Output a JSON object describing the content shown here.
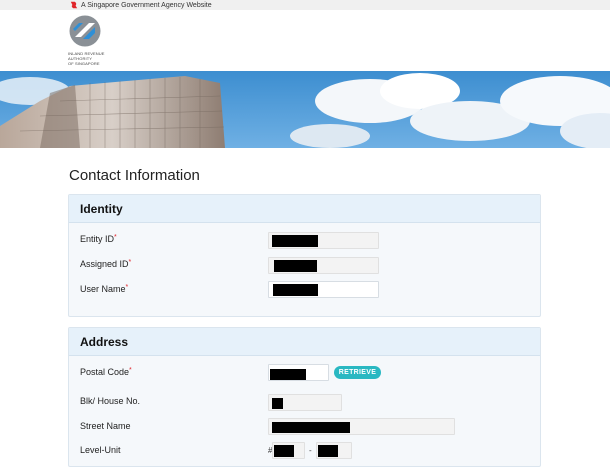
{
  "gov_banner": {
    "text": "A Singapore Government Agency Website"
  },
  "logo": {
    "line1": "INLAND REVENUE",
    "line2": "AUTHORITY",
    "line3": "OF SINGAPORE"
  },
  "page": {
    "title": "Contact Information"
  },
  "identity": {
    "heading": "Identity",
    "fields": [
      {
        "label": "Entity ID",
        "required": "*"
      },
      {
        "label": "Assigned ID",
        "required": "*"
      },
      {
        "label": "User Name",
        "required": "*"
      }
    ]
  },
  "address": {
    "heading": "Address",
    "fields": [
      {
        "label": "Postal Code",
        "required": "*"
      },
      {
        "label": "Blk/ House No.",
        "required": ""
      },
      {
        "label": "Street Name",
        "required": ""
      },
      {
        "label": "Level-Unit",
        "required": ""
      }
    ],
    "retrieve_label": "RETRIEVE",
    "unit_prefix": "#",
    "unit_separator": "-"
  },
  "colors": {
    "accent": "#29b8c2",
    "required": "#e0262b",
    "panel_head": "#e6f1fa"
  }
}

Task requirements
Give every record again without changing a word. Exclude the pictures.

Written reply
Output a JSON object describing the content shown here.
{
  "gov_banner": {
    "text": "A Singapore Government Agency Website"
  },
  "logo": {
    "line1": "INLAND REVENUE",
    "line2": "AUTHORITY",
    "line3": "OF SINGAPORE"
  },
  "page": {
    "title": "Contact Information"
  },
  "identity": {
    "heading": "Identity",
    "fields": [
      {
        "label": "Entity ID",
        "required": "*"
      },
      {
        "label": "Assigned ID",
        "required": "*"
      },
      {
        "label": "User Name",
        "required": "*"
      }
    ]
  },
  "address": {
    "heading": "Address",
    "fields": [
      {
        "label": "Postal Code",
        "required": "*"
      },
      {
        "label": "Blk/ House No.",
        "required": ""
      },
      {
        "label": "Street Name",
        "required": ""
      },
      {
        "label": "Level-Unit",
        "required": ""
      }
    ],
    "retrieve_label": "RETRIEVE",
    "unit_prefix": "#",
    "unit_separator": "-"
  },
  "colors": {
    "accent": "#29b8c2",
    "required": "#e0262b",
    "panel_head": "#e6f1fa"
  }
}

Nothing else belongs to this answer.